***** The input

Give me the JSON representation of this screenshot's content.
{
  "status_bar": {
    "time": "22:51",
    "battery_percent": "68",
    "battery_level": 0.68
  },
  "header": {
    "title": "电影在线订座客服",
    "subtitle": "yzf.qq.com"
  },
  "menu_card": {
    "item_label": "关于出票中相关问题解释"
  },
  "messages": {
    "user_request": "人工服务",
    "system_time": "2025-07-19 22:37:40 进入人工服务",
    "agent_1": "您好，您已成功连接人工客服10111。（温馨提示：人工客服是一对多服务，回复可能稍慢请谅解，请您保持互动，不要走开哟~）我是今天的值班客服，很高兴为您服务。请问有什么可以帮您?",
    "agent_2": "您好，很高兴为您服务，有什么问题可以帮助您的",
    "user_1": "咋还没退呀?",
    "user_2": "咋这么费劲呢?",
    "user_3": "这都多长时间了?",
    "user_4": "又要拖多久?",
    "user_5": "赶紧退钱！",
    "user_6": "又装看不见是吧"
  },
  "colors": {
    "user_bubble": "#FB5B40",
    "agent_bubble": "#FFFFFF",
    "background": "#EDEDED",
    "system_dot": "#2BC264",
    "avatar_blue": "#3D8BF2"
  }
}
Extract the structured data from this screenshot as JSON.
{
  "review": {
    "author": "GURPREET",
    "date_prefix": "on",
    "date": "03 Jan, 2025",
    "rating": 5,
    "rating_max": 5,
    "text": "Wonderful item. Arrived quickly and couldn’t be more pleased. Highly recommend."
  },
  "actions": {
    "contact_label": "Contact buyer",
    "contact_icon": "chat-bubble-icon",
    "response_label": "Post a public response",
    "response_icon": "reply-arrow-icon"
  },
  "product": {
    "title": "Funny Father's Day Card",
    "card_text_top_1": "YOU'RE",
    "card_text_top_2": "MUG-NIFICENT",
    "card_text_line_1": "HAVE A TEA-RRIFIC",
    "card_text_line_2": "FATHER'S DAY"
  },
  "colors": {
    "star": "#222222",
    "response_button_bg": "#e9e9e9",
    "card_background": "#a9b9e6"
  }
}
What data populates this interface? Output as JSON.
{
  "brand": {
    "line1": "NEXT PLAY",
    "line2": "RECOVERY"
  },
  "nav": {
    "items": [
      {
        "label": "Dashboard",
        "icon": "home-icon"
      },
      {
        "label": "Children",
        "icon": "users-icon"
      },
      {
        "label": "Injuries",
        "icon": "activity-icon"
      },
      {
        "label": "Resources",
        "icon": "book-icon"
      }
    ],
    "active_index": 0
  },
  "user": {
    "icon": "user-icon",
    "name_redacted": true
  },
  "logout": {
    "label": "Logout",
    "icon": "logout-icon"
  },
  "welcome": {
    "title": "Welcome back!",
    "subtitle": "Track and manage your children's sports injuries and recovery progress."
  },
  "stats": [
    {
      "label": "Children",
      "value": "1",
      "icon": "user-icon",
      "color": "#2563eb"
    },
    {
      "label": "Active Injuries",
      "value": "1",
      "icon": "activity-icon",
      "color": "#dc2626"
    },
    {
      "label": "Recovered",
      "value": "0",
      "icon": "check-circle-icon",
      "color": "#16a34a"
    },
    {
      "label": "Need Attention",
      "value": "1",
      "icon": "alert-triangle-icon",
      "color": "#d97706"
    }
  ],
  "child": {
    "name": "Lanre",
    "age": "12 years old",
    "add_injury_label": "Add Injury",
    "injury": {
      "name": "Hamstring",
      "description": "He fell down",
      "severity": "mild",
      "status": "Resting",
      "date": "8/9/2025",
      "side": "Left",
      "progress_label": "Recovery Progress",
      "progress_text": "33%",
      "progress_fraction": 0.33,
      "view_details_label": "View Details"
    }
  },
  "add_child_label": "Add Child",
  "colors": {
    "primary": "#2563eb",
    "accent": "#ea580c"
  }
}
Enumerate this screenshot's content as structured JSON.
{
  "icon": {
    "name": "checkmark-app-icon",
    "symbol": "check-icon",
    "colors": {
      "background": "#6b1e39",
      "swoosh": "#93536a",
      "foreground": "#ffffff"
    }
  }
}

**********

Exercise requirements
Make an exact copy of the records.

Exercise solution
Give me the JSON representation of this screenshot's content.
{
  "status_bar": {
    "time": "22:51",
    "battery_percent": "68",
    "battery_level": 0.68
  },
  "header": {
    "title": "电影在线订座客服",
    "subtitle": "yzf.qq.com"
  },
  "menu_card": {
    "item_label": "关于出票中相关问题解释"
  },
  "messages": {
    "user_request": "人工服务",
    "system_time": "2025-07-19 22:37:40 进入人工服务",
    "agent_1": "您好，您已成功连接人工客服10111。（温馨提示：人工客服是一对多服务，回复可能稍慢请谅解，请您保持互动，不要走开哟~）我是今天的值班客服，很高兴为您服务。请问有什么可以帮您?",
    "agent_2": "您好，很高兴为您服务，有什么问题可以帮助您的",
    "user_1": "咋还没退呀?",
    "user_2": "咋这么费劲呢?",
    "user_3": "这都多长时间了?",
    "user_4": "又要拖多久?",
    "user_5": "赶紧退钱！",
    "user_6": "又装看不见是吧"
  },
  "colors": {
    "user_bubble": "#FB5B40",
    "agent_bubble": "#FFFFFF",
    "background": "#EDEDED",
    "system_dot": "#2BC264",
    "avatar_blue": "#3D8BF2"
  }
}
Extract the structured data from this screenshot as JSON.
{
  "review": {
    "author": "GURPREET",
    "date_prefix": "on",
    "date": "03 Jan, 2025",
    "rating": 5,
    "rating_max": 5,
    "text": "Wonderful item. Arrived quickly and couldn’t be more pleased. Highly recommend."
  },
  "actions": {
    "contact_label": "Contact buyer",
    "contact_icon": "chat-bubble-icon",
    "response_label": "Post a public response",
    "response_icon": "reply-arrow-icon"
  },
  "product": {
    "title": "Funny Father's Day Card",
    "card_text_top_1": "YOU'RE",
    "card_text_top_2": "MUG-NIFICENT",
    "card_text_line_1": "HAVE A TEA-RRIFIC",
    "card_text_line_2": "FATHER'S DAY"
  },
  "colors": {
    "star": "#222222",
    "response_button_bg": "#e9e9e9",
    "card_background": "#a9b9e6"
  }
}
What data populates this interface? Output as JSON.
{
  "brand": {
    "line1": "NEXT PLAY",
    "line2": "RECOVERY"
  },
  "nav": {
    "items": [
      {
        "label": "Dashboard",
        "icon": "home-icon"
      },
      {
        "label": "Children",
        "icon": "users-icon"
      },
      {
        "label": "Injuries",
        "icon": "activity-icon"
      },
      {
        "label": "Resources",
        "icon": "book-icon"
      }
    ],
    "active_index": 0
  },
  "user": {
    "icon": "user-icon",
    "name_redacted": true
  },
  "logout": {
    "label": "Logout",
    "icon": "logout-icon"
  },
  "welcome": {
    "title": "Welcome back!",
    "subtitle": "Track and manage your children's sports injuries and recovery progress."
  },
  "stats": [
    {
      "label": "Children",
      "value": "1",
      "icon": "user-icon",
      "color": "#2563eb"
    },
    {
      "label": "Active Injuries",
      "value": "1",
      "icon": "activity-icon",
      "color": "#dc2626"
    },
    {
      "label": "Recovered",
      "value": "0",
      "icon": "check-circle-icon",
      "color": "#16a34a"
    },
    {
      "label": "Need Attention",
      "value": "1",
      "icon": "alert-triangle-icon",
      "color": "#d97706"
    }
  ],
  "child": {
    "name": "Lanre",
    "age": "12 years old",
    "add_injury_label": "Add Injury",
    "injury": {
      "name": "Hamstring",
      "description": "He fell down",
      "severity": "mild",
      "status": "Resting",
      "date": "8/9/2025",
      "side": "Left",
      "progress_label": "Recovery Progress",
      "progress_text": "33%",
      "progress_fraction": 0.33,
      "view_details_label": "View Details"
    }
  },
  "add_child_label": "Add Child",
  "colors": {
    "primary": "#2563eb",
    "accent": "#ea580c"
  }
}
Enumerate this screenshot's content as structured JSON.
{
  "icon": {
    "name": "checkmark-app-icon",
    "symbol": "check-icon",
    "colors": {
      "background": "#6b1e39",
      "swoosh": "#93536a",
      "foreground": "#ffffff"
    }
  }
}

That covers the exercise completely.